▸ **Exercise goal**
Among the lines of the material, copy those that hold the string "Planting".

START Supplied entries

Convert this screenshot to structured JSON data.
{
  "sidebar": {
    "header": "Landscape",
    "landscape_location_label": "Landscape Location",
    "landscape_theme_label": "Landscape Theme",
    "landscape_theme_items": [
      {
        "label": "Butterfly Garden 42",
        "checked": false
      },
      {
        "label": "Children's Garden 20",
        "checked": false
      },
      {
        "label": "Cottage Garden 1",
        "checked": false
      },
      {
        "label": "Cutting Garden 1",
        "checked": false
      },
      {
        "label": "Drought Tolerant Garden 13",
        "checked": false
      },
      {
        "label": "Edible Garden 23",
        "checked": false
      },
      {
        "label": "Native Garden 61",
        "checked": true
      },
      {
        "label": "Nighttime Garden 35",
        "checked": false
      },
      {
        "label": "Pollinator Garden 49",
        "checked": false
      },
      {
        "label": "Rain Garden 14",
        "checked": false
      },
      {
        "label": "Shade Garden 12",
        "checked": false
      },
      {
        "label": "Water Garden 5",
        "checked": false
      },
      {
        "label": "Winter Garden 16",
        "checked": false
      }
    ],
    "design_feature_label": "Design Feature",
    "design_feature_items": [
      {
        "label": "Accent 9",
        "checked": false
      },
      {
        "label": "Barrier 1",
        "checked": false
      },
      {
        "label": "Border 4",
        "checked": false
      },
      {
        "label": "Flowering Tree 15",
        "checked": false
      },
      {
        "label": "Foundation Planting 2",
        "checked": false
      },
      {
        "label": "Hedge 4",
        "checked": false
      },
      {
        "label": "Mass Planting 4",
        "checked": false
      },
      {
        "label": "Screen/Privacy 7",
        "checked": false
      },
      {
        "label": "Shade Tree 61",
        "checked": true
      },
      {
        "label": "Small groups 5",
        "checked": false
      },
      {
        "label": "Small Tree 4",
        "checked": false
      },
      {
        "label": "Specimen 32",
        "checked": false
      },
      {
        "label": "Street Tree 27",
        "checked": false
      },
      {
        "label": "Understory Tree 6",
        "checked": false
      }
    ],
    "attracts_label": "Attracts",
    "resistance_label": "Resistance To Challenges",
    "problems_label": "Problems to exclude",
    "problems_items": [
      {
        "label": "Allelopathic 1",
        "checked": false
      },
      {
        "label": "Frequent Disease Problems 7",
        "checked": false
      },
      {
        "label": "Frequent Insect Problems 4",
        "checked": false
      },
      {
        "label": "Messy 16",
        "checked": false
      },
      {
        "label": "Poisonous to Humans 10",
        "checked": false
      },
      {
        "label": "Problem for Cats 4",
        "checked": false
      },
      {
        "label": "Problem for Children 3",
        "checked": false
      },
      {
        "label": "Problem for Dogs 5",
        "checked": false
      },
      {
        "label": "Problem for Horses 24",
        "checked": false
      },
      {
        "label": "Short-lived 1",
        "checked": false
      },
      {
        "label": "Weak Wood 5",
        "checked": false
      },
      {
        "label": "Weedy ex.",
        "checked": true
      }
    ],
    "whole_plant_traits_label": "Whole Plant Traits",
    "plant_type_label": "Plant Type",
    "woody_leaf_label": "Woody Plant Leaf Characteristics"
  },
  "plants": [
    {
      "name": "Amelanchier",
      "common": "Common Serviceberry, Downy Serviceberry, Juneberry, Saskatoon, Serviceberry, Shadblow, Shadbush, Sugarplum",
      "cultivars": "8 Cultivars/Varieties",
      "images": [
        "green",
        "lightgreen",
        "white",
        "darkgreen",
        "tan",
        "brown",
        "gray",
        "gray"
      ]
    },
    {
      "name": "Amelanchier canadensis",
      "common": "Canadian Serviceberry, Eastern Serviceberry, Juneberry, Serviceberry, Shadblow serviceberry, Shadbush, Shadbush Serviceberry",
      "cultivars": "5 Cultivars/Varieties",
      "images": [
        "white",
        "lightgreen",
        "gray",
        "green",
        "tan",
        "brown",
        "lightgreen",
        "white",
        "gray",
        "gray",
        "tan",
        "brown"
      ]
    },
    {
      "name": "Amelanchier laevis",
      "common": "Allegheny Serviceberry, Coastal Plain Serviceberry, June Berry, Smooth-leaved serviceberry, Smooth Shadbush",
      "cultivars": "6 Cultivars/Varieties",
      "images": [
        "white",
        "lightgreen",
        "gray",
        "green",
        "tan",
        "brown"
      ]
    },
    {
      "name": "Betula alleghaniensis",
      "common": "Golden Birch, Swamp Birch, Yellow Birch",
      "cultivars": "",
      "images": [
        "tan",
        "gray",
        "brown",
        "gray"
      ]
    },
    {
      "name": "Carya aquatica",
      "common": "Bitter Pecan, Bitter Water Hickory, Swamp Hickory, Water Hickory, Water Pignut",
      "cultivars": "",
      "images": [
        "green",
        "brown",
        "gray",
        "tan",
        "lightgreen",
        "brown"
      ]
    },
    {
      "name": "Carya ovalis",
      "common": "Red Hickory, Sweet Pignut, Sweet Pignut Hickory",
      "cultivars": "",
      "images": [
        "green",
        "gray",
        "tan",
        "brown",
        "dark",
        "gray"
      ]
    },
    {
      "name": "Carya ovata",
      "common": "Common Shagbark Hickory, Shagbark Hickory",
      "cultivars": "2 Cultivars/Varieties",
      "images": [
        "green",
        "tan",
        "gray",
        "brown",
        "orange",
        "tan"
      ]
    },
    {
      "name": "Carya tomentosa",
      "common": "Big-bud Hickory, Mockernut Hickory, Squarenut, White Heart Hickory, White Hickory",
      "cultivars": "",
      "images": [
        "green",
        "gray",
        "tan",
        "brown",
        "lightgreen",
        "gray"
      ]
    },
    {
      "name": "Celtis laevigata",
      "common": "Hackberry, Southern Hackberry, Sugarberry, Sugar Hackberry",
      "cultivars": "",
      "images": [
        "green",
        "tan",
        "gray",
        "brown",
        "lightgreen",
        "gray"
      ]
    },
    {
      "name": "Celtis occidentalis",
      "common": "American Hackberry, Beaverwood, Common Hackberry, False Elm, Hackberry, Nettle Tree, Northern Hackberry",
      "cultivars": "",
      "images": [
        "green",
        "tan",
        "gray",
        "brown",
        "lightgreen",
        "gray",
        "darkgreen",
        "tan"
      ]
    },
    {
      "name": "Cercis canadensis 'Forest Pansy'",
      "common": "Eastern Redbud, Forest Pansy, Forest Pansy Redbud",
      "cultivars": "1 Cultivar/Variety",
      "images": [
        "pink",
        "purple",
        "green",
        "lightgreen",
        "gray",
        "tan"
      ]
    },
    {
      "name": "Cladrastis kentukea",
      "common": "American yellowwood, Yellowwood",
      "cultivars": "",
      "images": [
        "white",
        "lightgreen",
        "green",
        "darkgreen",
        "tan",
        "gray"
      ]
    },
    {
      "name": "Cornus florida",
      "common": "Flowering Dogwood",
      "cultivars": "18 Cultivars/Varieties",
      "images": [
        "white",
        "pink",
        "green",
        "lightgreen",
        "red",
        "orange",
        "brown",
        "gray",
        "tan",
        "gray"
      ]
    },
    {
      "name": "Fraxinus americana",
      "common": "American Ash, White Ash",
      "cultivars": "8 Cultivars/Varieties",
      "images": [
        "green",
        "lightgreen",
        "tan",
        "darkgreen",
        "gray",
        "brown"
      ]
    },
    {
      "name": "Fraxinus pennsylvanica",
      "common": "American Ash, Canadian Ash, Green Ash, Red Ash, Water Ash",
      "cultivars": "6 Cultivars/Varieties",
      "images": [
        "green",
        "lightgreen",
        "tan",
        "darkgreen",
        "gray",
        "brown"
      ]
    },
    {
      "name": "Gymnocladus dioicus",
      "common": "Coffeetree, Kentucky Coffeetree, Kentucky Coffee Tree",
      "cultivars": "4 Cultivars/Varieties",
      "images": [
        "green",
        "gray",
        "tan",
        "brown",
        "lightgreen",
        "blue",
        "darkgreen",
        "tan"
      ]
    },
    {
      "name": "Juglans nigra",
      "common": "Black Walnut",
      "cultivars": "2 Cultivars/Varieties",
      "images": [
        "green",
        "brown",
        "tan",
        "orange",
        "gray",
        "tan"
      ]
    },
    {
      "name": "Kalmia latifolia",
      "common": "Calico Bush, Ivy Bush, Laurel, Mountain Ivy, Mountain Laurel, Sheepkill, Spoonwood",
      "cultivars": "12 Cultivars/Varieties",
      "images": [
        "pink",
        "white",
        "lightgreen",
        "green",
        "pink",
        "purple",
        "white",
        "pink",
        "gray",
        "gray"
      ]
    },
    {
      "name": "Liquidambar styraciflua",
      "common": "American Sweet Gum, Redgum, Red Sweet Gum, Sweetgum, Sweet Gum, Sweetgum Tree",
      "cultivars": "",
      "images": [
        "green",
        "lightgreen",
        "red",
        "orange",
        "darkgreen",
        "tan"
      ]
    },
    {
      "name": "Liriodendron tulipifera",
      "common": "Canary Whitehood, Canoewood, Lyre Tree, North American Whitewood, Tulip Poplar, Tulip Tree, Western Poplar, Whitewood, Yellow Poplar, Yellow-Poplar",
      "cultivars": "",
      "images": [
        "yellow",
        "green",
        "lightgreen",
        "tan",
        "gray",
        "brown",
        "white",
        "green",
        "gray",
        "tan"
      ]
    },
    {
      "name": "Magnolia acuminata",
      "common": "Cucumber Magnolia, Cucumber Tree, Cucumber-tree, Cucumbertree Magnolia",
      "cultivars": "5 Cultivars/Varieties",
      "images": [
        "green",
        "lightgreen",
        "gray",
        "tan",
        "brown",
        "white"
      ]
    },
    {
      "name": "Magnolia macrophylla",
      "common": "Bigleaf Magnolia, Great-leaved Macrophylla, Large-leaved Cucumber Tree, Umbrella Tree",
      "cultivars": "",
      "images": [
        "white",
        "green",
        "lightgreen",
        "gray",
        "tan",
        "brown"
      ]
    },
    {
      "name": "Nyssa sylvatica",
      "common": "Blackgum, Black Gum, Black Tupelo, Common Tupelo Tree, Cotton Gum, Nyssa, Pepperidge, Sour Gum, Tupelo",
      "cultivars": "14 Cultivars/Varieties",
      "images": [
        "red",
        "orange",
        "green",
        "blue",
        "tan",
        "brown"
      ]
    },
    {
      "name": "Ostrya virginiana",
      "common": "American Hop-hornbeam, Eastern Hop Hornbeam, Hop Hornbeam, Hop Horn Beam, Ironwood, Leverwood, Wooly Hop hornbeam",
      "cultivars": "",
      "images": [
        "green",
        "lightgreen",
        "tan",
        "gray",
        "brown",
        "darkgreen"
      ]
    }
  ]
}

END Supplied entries

▸ **Written answer**
        "label": "Foundation Planting 2",
        "label": "Mass Planting 4",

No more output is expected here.